Defendant committed the acts or omissions through negligence,
then you must find Defendant “Not Guilty.”
(Def.’s Mot at 3-4 n.1.)
theory of defense. The proposed instruction must be supported by evidence sufficient for a reasonable jury to find in the defendant’s favor.” Id. § 630.11[a] (footnote omitted).
From Tagaolo’s written request for a jury instruction, it is apparent that defense counsel brought this motion in an attempt to clarify “a question of law, the judicial determination of which would assist both parties in plea negotiations.” (Def.’s Mot. at 3.) Should there be some confusion or disagreement about the interpretation of the statute under which Tagaolo is charged, he is not without options in this regard. As we noted at the hearing, if defense counsel thinks the child abuse statutes are vague, he can bring the appropriate motion to challenge them. Moreover, if defense counsel thinks the mens rea element is inappropriately excluded from the charge, he can move to dismiss.4 See, e.g., American Samoa Gov’t v. Afamasaga, 17 A.S.R.2d 145, 149-50 (Trial Div. 1990) (noting an information may track a statute, “as long as the statute sets forth fully, directly and expressly, without any uncertainty or ambiguity, . . . all the elements necessary to constitute the offence intended to be punished”) (citation omitted); State v. Briscoe, 847 S.W.2d 792, 794 (Mo. 1993) (discussing a post-verdict challenge to an information that “fail[ed] to specify, at least by express terms, the culpable mental state”). However, since neither of these issues is properly before us, we express no opinion on the merits of them.
Tagaolo’s motion for jury instructions is denied. Tagaolo’s motion to continue the pre-trial conference is granted.
It is so ordered.
4 In this same regard, the government may move to amend the information

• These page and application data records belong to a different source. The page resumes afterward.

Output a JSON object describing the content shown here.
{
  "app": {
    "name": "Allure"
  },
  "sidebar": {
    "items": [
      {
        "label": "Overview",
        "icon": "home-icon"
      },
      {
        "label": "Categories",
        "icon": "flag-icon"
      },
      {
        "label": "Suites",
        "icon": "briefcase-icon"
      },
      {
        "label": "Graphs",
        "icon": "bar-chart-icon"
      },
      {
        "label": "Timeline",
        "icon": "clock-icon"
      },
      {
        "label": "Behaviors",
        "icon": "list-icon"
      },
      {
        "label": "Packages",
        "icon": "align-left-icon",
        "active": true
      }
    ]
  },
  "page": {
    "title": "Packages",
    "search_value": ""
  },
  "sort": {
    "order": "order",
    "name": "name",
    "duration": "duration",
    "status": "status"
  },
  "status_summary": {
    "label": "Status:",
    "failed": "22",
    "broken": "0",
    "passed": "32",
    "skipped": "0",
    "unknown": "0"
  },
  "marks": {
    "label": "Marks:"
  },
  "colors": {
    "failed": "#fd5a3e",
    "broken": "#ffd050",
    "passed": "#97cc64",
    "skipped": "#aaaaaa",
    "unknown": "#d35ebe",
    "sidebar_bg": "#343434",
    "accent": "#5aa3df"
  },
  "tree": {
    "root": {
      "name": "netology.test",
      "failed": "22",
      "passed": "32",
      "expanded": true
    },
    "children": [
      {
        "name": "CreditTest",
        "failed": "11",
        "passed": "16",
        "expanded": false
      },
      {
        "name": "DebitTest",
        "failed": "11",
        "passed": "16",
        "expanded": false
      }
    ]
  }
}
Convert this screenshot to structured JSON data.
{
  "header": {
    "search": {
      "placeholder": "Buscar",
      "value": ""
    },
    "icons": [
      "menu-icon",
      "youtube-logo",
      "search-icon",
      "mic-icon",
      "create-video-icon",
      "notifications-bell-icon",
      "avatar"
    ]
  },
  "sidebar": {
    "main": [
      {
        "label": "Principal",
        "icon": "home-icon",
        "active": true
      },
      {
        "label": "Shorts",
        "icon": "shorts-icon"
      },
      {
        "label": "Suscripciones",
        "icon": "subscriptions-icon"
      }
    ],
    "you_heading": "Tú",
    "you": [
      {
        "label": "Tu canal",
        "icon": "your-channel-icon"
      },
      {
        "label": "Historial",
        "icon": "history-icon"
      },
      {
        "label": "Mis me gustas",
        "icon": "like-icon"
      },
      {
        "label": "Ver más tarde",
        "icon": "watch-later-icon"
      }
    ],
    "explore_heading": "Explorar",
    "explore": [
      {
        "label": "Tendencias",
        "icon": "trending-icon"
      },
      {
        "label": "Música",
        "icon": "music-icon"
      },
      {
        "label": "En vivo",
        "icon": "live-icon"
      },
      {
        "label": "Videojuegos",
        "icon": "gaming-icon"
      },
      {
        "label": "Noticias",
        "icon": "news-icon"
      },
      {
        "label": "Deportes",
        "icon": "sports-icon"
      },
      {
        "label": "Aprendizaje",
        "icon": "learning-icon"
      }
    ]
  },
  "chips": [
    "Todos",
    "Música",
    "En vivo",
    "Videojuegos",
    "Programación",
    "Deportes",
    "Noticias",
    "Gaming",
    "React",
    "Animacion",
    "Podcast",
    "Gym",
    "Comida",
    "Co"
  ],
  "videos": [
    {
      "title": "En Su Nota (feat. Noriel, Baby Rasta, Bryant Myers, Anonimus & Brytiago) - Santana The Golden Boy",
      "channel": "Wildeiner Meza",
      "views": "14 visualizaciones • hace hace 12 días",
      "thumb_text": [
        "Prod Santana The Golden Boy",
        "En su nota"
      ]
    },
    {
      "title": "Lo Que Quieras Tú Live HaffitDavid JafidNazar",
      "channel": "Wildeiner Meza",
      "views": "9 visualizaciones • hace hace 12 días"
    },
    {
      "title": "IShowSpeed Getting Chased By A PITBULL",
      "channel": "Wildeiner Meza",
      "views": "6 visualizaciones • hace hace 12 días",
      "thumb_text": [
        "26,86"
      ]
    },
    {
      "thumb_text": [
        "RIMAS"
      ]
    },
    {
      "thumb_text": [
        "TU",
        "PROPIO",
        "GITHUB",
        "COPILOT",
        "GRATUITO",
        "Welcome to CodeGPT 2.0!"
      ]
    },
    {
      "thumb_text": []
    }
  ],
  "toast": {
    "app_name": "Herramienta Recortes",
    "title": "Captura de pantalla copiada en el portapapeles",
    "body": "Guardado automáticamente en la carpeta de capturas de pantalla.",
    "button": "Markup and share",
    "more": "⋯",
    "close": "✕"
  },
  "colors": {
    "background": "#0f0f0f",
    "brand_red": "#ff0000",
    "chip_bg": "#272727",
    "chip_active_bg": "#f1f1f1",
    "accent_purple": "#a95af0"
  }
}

“at any time before verdict or finding if no additional or different offense is
charged and if substantial rights of the defendant are not prejudiced.”